### Source material
- - -

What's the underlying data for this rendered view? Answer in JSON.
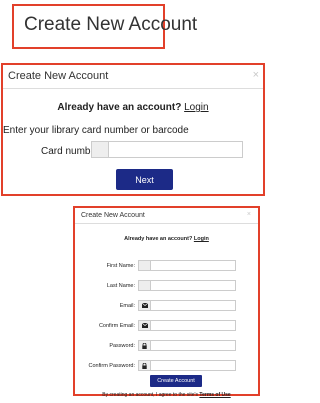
{
  "step1": {
    "title": "Create New Account"
  },
  "step2": {
    "title": "Create New Account",
    "close": "×",
    "already_prefix": "Already have an account?",
    "login": "Login",
    "instruction": "Enter your library card number or barcode",
    "card_label": "Card number:",
    "next": "Next"
  },
  "step3": {
    "title": "Create New Account",
    "close": "×",
    "already_prefix": "Already have an account?",
    "login": "Login",
    "fields": [
      {
        "label": "First Name:",
        "icon": ""
      },
      {
        "label": "Last Name:",
        "icon": ""
      },
      {
        "label": "Email:",
        "icon": "envelope-icon"
      },
      {
        "label": "Confirm Email:",
        "icon": "envelope-icon"
      },
      {
        "label": "Password:",
        "icon": "lock-icon"
      },
      {
        "label": "Confirm Password:",
        "icon": "lock-icon"
      }
    ],
    "create": "Create Account",
    "terms_prefix": "By creating an account, I agree to the site's",
    "terms_link": "Terms of Use"
  },
  "colors": {
    "highlight_border": "#e2402a",
    "button_bg": "#1c2a87"
  }
}
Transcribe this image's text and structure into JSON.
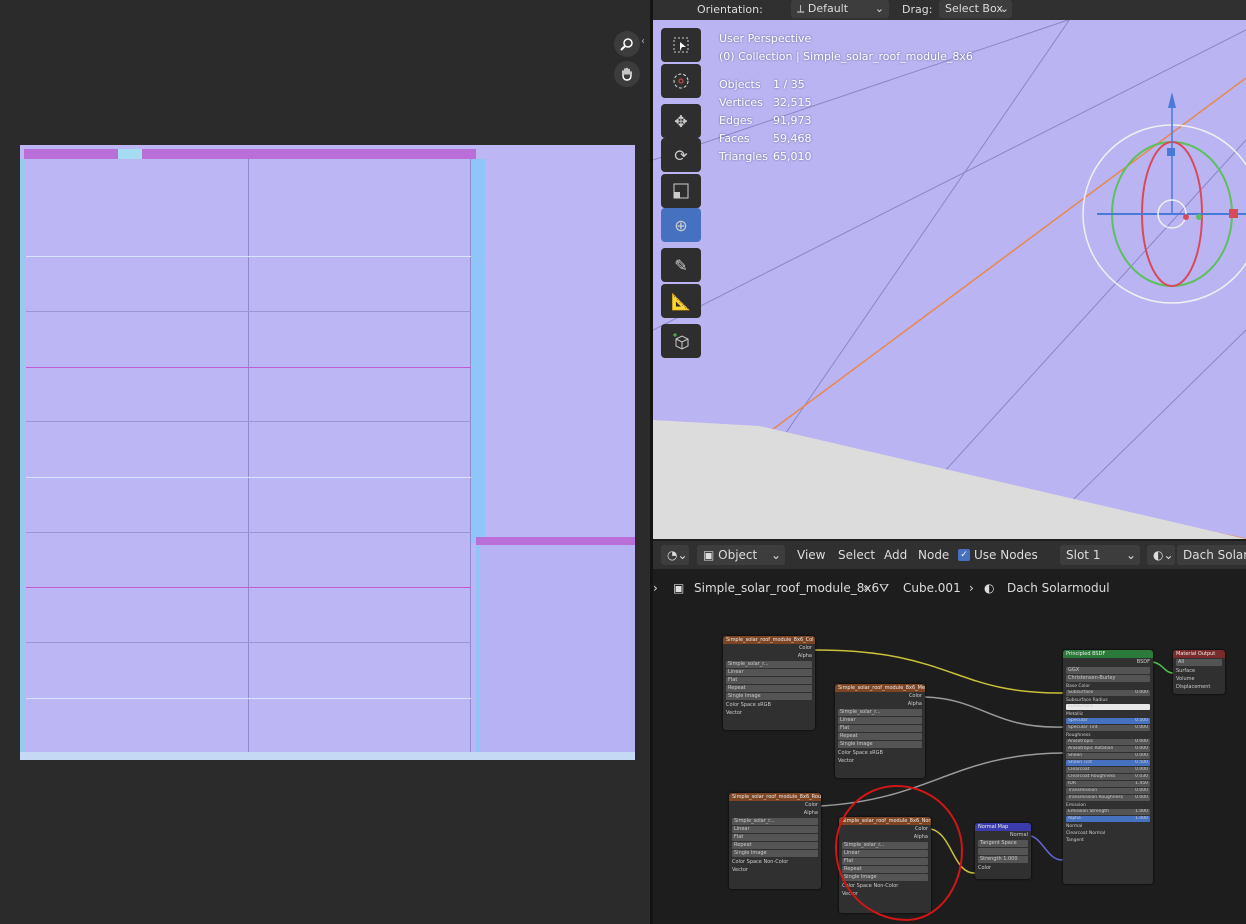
{
  "viewport_header": {
    "orientation_label": "Orientation:",
    "orientation_value": "Default",
    "drag_label": "Drag:",
    "drag_value": "Select Box"
  },
  "viewport_info": {
    "perspective": "User Perspective",
    "collection": "(0) Collection | Simple_solar_roof_module_8x6",
    "stats": [
      {
        "label": "Objects",
        "value": "1 / 35"
      },
      {
        "label": "Vertices",
        "value": "32,515"
      },
      {
        "label": "Edges",
        "value": "91,973"
      },
      {
        "label": "Faces",
        "value": "59,468"
      },
      {
        "label": "Triangles",
        "value": "65,010"
      }
    ]
  },
  "tools": [
    "select-box-icon",
    "cursor-icon",
    "move-icon",
    "rotate-icon",
    "scale-icon",
    "transform-icon",
    "annotate-icon",
    "measure-icon",
    "add-cube-icon"
  ],
  "node_header": {
    "mode": "Object",
    "menus": [
      "View",
      "Select",
      "Add",
      "Node"
    ],
    "use_nodes_label": "Use Nodes",
    "use_nodes_checked": true,
    "slot": "Slot 1",
    "material": "Dach Solarm"
  },
  "breadcrumb": {
    "object": "Simple_solar_roof_module_8x6",
    "mesh": "Cube.001",
    "material": "Dach Solarmodul"
  },
  "nodes": {
    "tex1": {
      "title": "Simple_solar_roof_module_8x6_Col",
      "color_space": "sRGB"
    },
    "tex2": {
      "title": "Simple_solar_roof_module_8x6_Met",
      "color_space": "sRGB"
    },
    "tex3": {
      "title": "Simple_solar_roof_module_8x6_Rou",
      "color_space": "Non-Color"
    },
    "tex4": {
      "title": "Simple_solar_roof_module_8x6_Nor",
      "color_space": "Non-Color"
    },
    "tex_common": {
      "color_out": "Color",
      "alpha_out": "Alpha",
      "image": "Simple_solar_r...",
      "interp": "Linear",
      "proj": "Flat",
      "ext": "Repeat",
      "src": "Single Image",
      "cs_label": "Color Space",
      "vector": "Vector"
    },
    "normal_map": {
      "title": "Normal Map",
      "out": "Normal",
      "space": "Tangent Space",
      "strength_label": "Strength",
      "strength": "1.000",
      "color_in": "Color"
    },
    "bsdf": {
      "title": "Principled BSDF",
      "out": "BSDF",
      "dist": "GGX",
      "sss": "Christensen-Burley",
      "rows": [
        {
          "l": "Base Color",
          "v": ""
        },
        {
          "l": "Subsurface",
          "v": "0.000"
        },
        {
          "l": "Subsurface Radius",
          "v": ""
        },
        {
          "l": "Subsurface ...",
          "v": ""
        },
        {
          "l": "Metallic",
          "v": ""
        },
        {
          "l": "Specular",
          "v": "0.500"
        },
        {
          "l": "Specular Tint",
          "v": "0.000"
        },
        {
          "l": "Roughness",
          "v": ""
        },
        {
          "l": "Anisotropic",
          "v": "0.000"
        },
        {
          "l": "Anisotropic Rotation",
          "v": "0.000"
        },
        {
          "l": "Sheen",
          "v": "0.000"
        },
        {
          "l": "Sheen Tint",
          "v": "0.500"
        },
        {
          "l": "Clearcoat",
          "v": "0.000"
        },
        {
          "l": "Clearcoat Roughness",
          "v": "0.030"
        },
        {
          "l": "IOR",
          "v": "1.450"
        },
        {
          "l": "Transmission",
          "v": "0.000"
        },
        {
          "l": "Transmission Roughness",
          "v": "0.000"
        },
        {
          "l": "Emission",
          "v": ""
        },
        {
          "l": "Emission Strength",
          "v": "1.000"
        },
        {
          "l": "Alpha",
          "v": "1.000"
        },
        {
          "l": "Normal",
          "v": ""
        },
        {
          "l": "Clearcoat Normal",
          "v": ""
        },
        {
          "l": "Tangent",
          "v": ""
        }
      ]
    },
    "output": {
      "title": "Material Output",
      "target": "All",
      "surface": "Surface",
      "volume": "Volume",
      "displacement": "Displacement"
    }
  }
}
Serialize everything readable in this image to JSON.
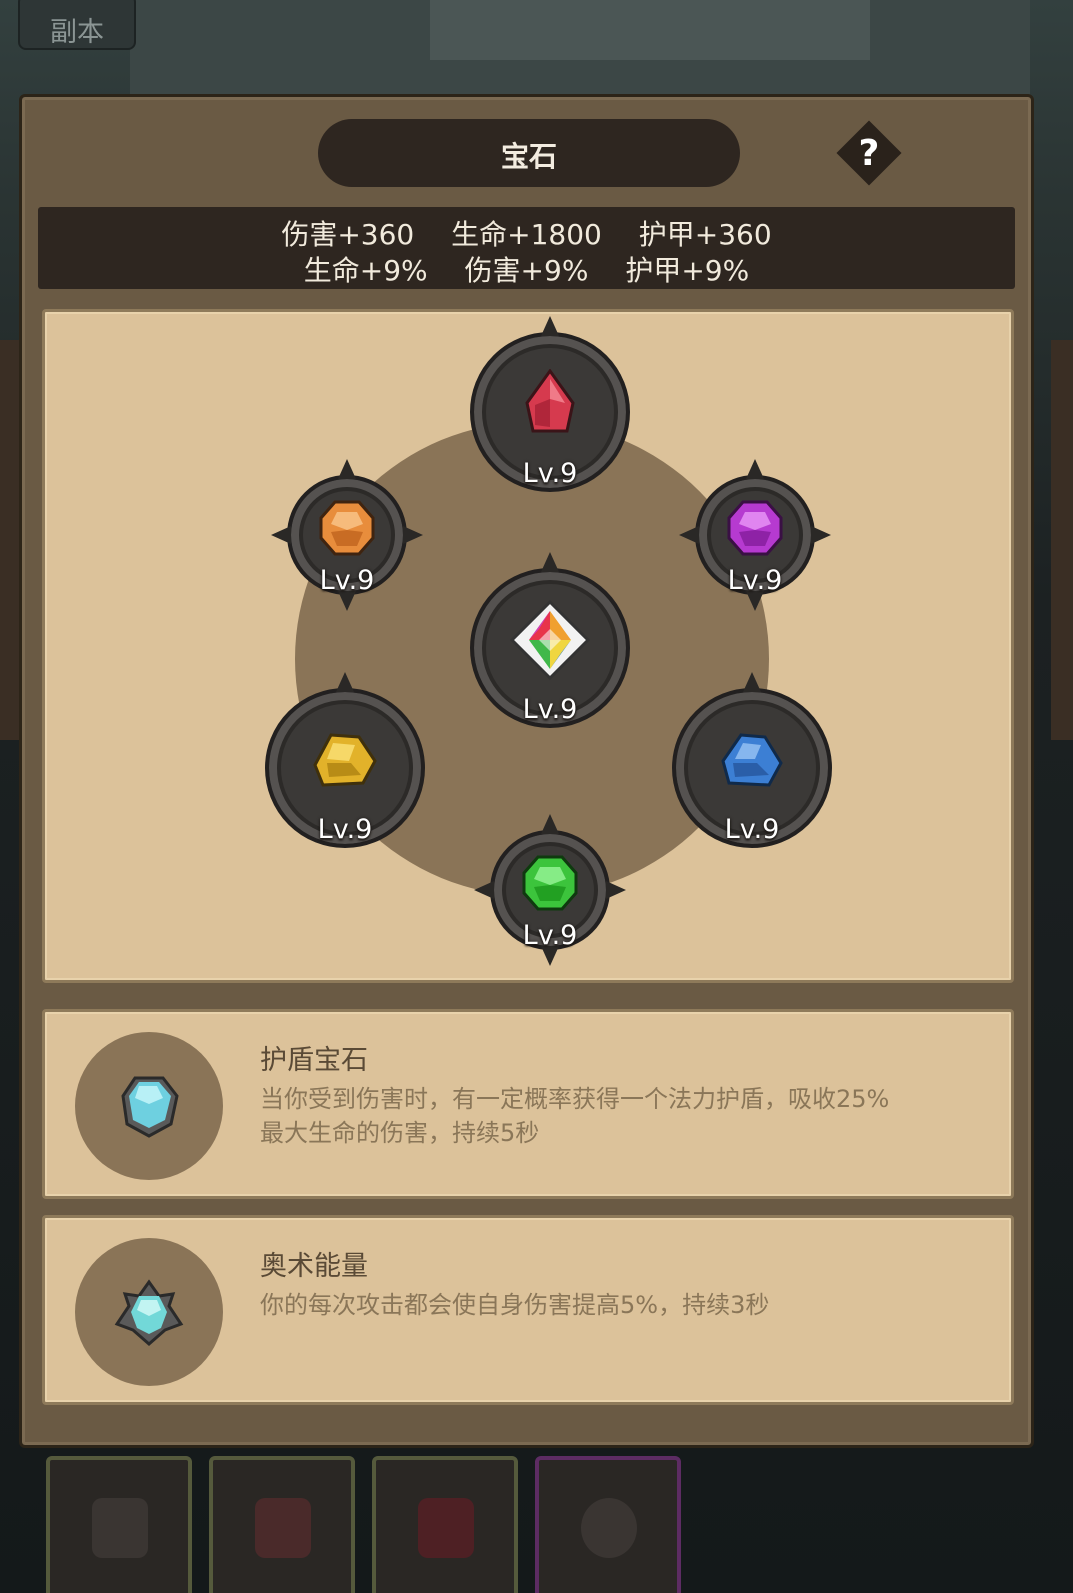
{
  "top_button": {
    "label": "副本"
  },
  "panel": {
    "title": "宝石",
    "help_label": "?"
  },
  "stats": {
    "line1": [
      "伤害+360",
      "生命+1800",
      "护甲+360"
    ],
    "line2": [
      "生命+9%",
      "伤害+9%",
      "护甲+9%"
    ]
  },
  "sockets": {
    "top": {
      "level": "Lv.9",
      "gem_color": "#d63a4e"
    },
    "upper_left": {
      "level": "Lv.9",
      "gem_color": "#e88d3c"
    },
    "upper_right": {
      "level": "Lv.9",
      "gem_color": "#b63ad0"
    },
    "center": {
      "level": "Lv.9",
      "gem_color": "rainbow"
    },
    "lower_left": {
      "level": "Lv.9",
      "gem_color": "#e2b22a"
    },
    "lower_right": {
      "level": "Lv.9",
      "gem_color": "#3c7fd4"
    },
    "bottom": {
      "level": "Lv.9",
      "gem_color": "#3cc43c"
    }
  },
  "skills": [
    {
      "name": "护盾宝石",
      "description": "当你受到伤害时，有一定概率获得一个法力护盾，吸收25%最大生命的伤害，持续5秒",
      "icon": "shield-gem-icon"
    },
    {
      "name": "奥术能量",
      "description": "你的每次攻击都会使自身伤害提高5%，持续3秒",
      "icon": "arcane-energy-icon"
    }
  ],
  "colors": {
    "panel_bg": "#6a5a44",
    "parchment": "#dcc29a",
    "dark_pill": "#2e2620"
  }
}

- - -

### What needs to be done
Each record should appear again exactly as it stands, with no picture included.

### The answer
What's the underlying data for this rendered view? Answer in JSON.
{
  "step1": {
    "title": "Create New Account"
  },
  "step2": {
    "title": "Create New Account",
    "close": "×",
    "already_prefix": "Already have an account?",
    "login": "Login",
    "instruction": "Enter your library card number or barcode",
    "card_label": "Card number:",
    "next": "Next"
  },
  "step3": {
    "title": "Create New Account",
    "close": "×",
    "already_prefix": "Already have an account?",
    "login": "Login",
    "fields": [
      {
        "label": "First Name:",
        "icon": ""
      },
      {
        "label": "Last Name:",
        "icon": ""
      },
      {
        "label": "Email:",
        "icon": "envelope-icon"
      },
      {
        "label": "Confirm Email:",
        "icon": "envelope-icon"
      },
      {
        "label": "Password:",
        "icon": "lock-icon"
      },
      {
        "label": "Confirm Password:",
        "icon": "lock-icon"
      }
    ],
    "create": "Create Account",
    "terms_prefix": "By creating an account, I agree to the site's",
    "terms_link": "Terms of Use"
  },
  "colors": {
    "highlight_border": "#e2402a",
    "button_bg": "#1c2a87"
  }
}
Transcribe this image's text and structure into JSON.
{
  "viewport_header": {
    "orientation_label": "Orientation:",
    "orientation_value": "Default",
    "drag_label": "Drag:",
    "drag_value": "Select Box"
  },
  "viewport_info": {
    "perspective": "User Perspective",
    "collection": "(0) Collection | Simple_solar_roof_module_8x6",
    "stats": [
      {
        "label": "Objects",
        "value": "1 / 35"
      },
      {
        "label": "Vertices",
        "value": "32,515"
      },
      {
        "label": "Edges",
        "value": "91,973"
      },
      {
        "label": "Faces",
        "value": "59,468"
      },
      {
        "label": "Triangles",
        "value": "65,010"
      }
    ]
  },
  "tools": [
    "select-box-icon",
    "cursor-icon",
    "move-icon",
    "rotate-icon",
    "scale-icon",
    "transform-icon",
    "annotate-icon",
    "measure-icon",
    "add-cube-icon"
  ],
  "node_header": {
    "mode": "Object",
    "menus": [
      "View",
      "Select",
      "Add",
      "Node"
    ],
    "use_nodes_label": "Use Nodes",
    "use_nodes_checked": true,
    "slot": "Slot 1",
    "material": "Dach Solarm"
  },
  "breadcrumb": {
    "object": "Simple_solar_roof_module_8x6",
    "mesh": "Cube.001",
    "material": "Dach Solarmodul"
  },
  "nodes": {
    "tex1": {
      "title": "Simple_solar_roof_module_8x6_Col",
      "color_space": "sRGB"
    },
    "tex2": {
      "title": "Simple_solar_roof_module_8x6_Met",
      "color_space": "sRGB"
    },
    "tex3": {
      "title": "Simple_solar_roof_module_8x6_Rou",
      "color_space": "Non-Color"
    },
    "tex4": {
      "title": "Simple_solar_roof_module_8x6_Nor",
      "color_space": "Non-Color"
    },
    "tex_common": {
      "color_out": "Color",
      "alpha_out": "Alpha",
      "image": "Simple_solar_r...",
      "interp": "Linear",
      "proj": "Flat",
      "ext": "Repeat",
      "src": "Single Image",
      "cs_label": "Color Space",
      "vector": "Vector"
    },
    "normal_map": {
      "title": "Normal Map",
      "out": "Normal",
      "space": "Tangent Space",
      "strength_label": "Strength",
      "strength": "1.000",
      "color_in": "Color"
    },
    "bsdf": {
      "title": "Principled BSDF",
      "out": "BSDF",
      "dist": "GGX",
      "sss": "Christensen-Burley",
      "rows": [
        {
          "l": "Base Color",
          "v": ""
        },
        {
          "l": "Subsurface",
          "v": "0.000"
        },
        {
          "l": "Subsurface Radius",
          "v": ""
        },
        {
          "l": "Subsurface ...",
          "v": ""
        },
        {
          "l": "Metallic",
          "v": ""
        },
        {
          "l": "Specular",
          "v": "0.500"
        },
        {
          "l": "Specular Tint",
          "v": "0.000"
        },
        {
          "l": "Roughness",
          "v": ""
        },
        {
          "l": "Anisotropic",
          "v": "0.000"
        },
        {
          "l": "Anisotropic Rotation",
          "v": "0.000"
        },
        {
          "l": "Sheen",
          "v": "0.000"
        },
        {
          "l": "Sheen Tint",
          "v": "0.500"
        },
        {
          "l": "Clearcoat",
          "v": "0.000"
        },
        {
          "l": "Clearcoat Roughness",
          "v": "0.030"
        },
        {
          "l": "IOR",
          "v": "1.450"
        },
        {
          "l": "Transmission",
          "v": "0.000"
        },
        {
          "l": "Transmission Roughness",
          "v": "0.000"
        },
        {
          "l": "Emission",
          "v": ""
        },
        {
          "l": "Emission Strength",
          "v": "1.000"
        },
        {
          "l": "Alpha",
          "v": "1.000"
        },
        {
          "l": "Normal",
          "v": ""
        },
        {
          "l": "Clearcoat Normal",
          "v": ""
        },
        {
          "l": "Tangent",
          "v": ""
        }
      ]
    },
    "output": {
      "title": "Material Output",
      "target": "All",
      "surface": "Surface",
      "volume": "Volume",
      "displacement": "Displacement"
    }
  }
}
Serialize everything readable in this image to JSON.
{
  "top_button": {
    "label": "副本"
  },
  "panel": {
    "title": "宝石",
    "help_label": "?"
  },
  "stats": {
    "line1": [
      "伤害+360",
      "生命+1800",
      "护甲+360"
    ],
    "line2": [
      "生命+9%",
      "伤害+9%",
      "护甲+9%"
    ]
  },
  "sockets": {
    "top": {
      "level": "Lv.9",
      "gem_color": "#d63a4e"
    },
    "upper_left": {
      "level": "Lv.9",
      "gem_color": "#e88d3c"
    },
    "upper_right": {
      "level": "Lv.9",
      "gem_color": "#b63ad0"
    },
    "center": {
      "level": "Lv.9",
      "gem_color": "rainbow"
    },
    "lower_left": {
      "level": "Lv.9",
      "gem_color": "#e2b22a"
    },
    "lower_right": {
      "level": "Lv.9",
      "gem_color": "#3c7fd4"
    },
    "bottom": {
      "level": "Lv.9",
      "gem_color": "#3cc43c"
    }
  },
  "skills": [
    {
      "name": "护盾宝石",
      "description": "当你受到伤害时，有一定概率获得一个法力护盾，吸收25%最大生命的伤害，持续5秒",
      "icon": "shield-gem-icon"
    },
    {
      "name": "奥术能量",
      "description": "你的每次攻击都会使自身伤害提高5%，持续3秒",
      "icon": "arcane-energy-icon"
    }
  ],
  "colors": {
    "panel_bg": "#6a5a44",
    "parchment": "#dcc29a",
    "dark_pill": "#2e2620"
  }
}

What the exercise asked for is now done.